(TASK MATERIAL)
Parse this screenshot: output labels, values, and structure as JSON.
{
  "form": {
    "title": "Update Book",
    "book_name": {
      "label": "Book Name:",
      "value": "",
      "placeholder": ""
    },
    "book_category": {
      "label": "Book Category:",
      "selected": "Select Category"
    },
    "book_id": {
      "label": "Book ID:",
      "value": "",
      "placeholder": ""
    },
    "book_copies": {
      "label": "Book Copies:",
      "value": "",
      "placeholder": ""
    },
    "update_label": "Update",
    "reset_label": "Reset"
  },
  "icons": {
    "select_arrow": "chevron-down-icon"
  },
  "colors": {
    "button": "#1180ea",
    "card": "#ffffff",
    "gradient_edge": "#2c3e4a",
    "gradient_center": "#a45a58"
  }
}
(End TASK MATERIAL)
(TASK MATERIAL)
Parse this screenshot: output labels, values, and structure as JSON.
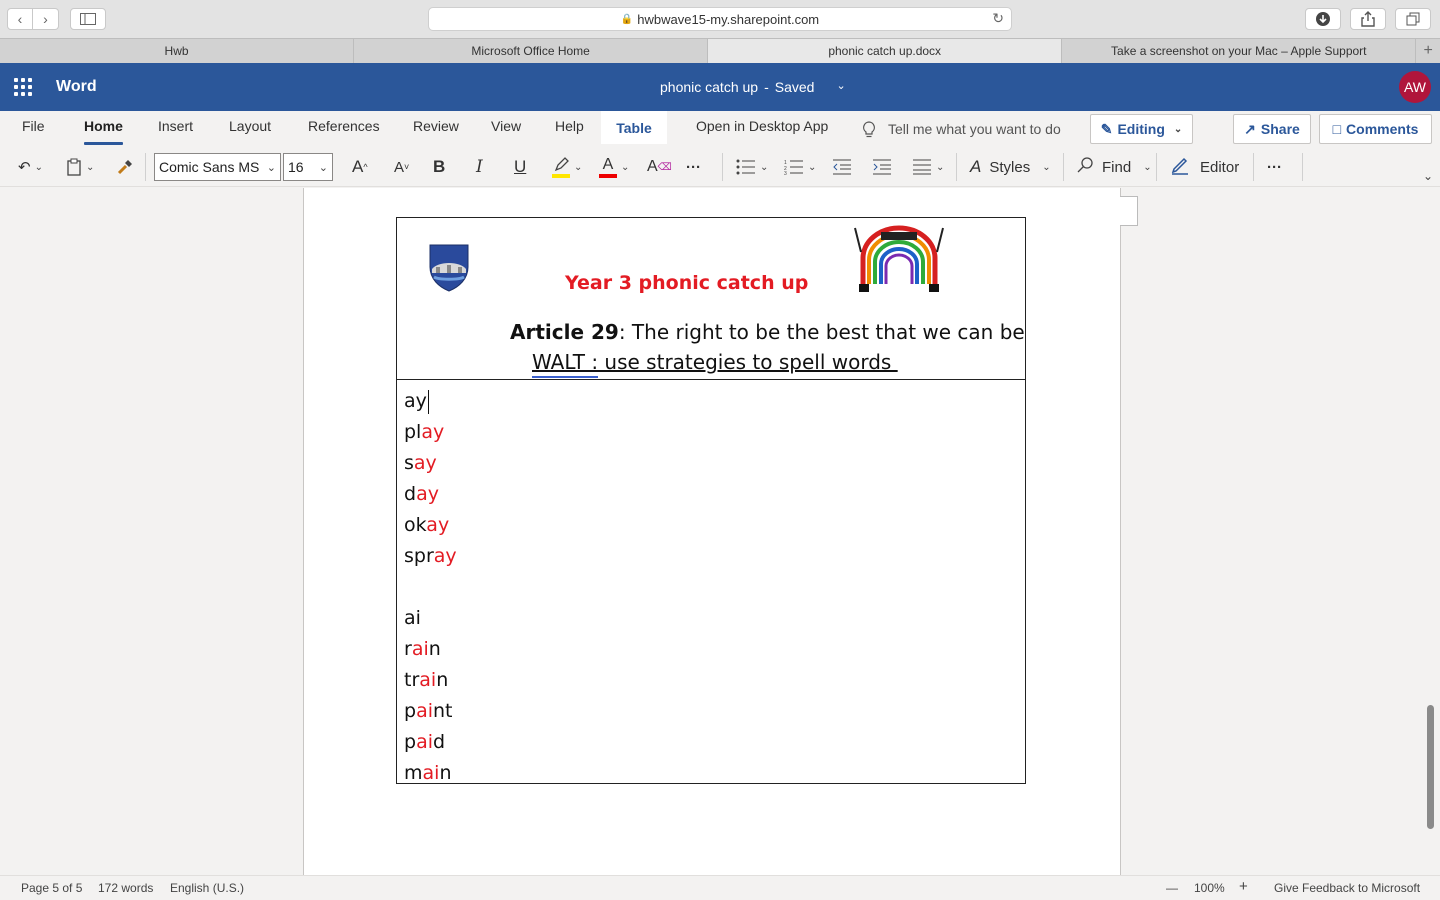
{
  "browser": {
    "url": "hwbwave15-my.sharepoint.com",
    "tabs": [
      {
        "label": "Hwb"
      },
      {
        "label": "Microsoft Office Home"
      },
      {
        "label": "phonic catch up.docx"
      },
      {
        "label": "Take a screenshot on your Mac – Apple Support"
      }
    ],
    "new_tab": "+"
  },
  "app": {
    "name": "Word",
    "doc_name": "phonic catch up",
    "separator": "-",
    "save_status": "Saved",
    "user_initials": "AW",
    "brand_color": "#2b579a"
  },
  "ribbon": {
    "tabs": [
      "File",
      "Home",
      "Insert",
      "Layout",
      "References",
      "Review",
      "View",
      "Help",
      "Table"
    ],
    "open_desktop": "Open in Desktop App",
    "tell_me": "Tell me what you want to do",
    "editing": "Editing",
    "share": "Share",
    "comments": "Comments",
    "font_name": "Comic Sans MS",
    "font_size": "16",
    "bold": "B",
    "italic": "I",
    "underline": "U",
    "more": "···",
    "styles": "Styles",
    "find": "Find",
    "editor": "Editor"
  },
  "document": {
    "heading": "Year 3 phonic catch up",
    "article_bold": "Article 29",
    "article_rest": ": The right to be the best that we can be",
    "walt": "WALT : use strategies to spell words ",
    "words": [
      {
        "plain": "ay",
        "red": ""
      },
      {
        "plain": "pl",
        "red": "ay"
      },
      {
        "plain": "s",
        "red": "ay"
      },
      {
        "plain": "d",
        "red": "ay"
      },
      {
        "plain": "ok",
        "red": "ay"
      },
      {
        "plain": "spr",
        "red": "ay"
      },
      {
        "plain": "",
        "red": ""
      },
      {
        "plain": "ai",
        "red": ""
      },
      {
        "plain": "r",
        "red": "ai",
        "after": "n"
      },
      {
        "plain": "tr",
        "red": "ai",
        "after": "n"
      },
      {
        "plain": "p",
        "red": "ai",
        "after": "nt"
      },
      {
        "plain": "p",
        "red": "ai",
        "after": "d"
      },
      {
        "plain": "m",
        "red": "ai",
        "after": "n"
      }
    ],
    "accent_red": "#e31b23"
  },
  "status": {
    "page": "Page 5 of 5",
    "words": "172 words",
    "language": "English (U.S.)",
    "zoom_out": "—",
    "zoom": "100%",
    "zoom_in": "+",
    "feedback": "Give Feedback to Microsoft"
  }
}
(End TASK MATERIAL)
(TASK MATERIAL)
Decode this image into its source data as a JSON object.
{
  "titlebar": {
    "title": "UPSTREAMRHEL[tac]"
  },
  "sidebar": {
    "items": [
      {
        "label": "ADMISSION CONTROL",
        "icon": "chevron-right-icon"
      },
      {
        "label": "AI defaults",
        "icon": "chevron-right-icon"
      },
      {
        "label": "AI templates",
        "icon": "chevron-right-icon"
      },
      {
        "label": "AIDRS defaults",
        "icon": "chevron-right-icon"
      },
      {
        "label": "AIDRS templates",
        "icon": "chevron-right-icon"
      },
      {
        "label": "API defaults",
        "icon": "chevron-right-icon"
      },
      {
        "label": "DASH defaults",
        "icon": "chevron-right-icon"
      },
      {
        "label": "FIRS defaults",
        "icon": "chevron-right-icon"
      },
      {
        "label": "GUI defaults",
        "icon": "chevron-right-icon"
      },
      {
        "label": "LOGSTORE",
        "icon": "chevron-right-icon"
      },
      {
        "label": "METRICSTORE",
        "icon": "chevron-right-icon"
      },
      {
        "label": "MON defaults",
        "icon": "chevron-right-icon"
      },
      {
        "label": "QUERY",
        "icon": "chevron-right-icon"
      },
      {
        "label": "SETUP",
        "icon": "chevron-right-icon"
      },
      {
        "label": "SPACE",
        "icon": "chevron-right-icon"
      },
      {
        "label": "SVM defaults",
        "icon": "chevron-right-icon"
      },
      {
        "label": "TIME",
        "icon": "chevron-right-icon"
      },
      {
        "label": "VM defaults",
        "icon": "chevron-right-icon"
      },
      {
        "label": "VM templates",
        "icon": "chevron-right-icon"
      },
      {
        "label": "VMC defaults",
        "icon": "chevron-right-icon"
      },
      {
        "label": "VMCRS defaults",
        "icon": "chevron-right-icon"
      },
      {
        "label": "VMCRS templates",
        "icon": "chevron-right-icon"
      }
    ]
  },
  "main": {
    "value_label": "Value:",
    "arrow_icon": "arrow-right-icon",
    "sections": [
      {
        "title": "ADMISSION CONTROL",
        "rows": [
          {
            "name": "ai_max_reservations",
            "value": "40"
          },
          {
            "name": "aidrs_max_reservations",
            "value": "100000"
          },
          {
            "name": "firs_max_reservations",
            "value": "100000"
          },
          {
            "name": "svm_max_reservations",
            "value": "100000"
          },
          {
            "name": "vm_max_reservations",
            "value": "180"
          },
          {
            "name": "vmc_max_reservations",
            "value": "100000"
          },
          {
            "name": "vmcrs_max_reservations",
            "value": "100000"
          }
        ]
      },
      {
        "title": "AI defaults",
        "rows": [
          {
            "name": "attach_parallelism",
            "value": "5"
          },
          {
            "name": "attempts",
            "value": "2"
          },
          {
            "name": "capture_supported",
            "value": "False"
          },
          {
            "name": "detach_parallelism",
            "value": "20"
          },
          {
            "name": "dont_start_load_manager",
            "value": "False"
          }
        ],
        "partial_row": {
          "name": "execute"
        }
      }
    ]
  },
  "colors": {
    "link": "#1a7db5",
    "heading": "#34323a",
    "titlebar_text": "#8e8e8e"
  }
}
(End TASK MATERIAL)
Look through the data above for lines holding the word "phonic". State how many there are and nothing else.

3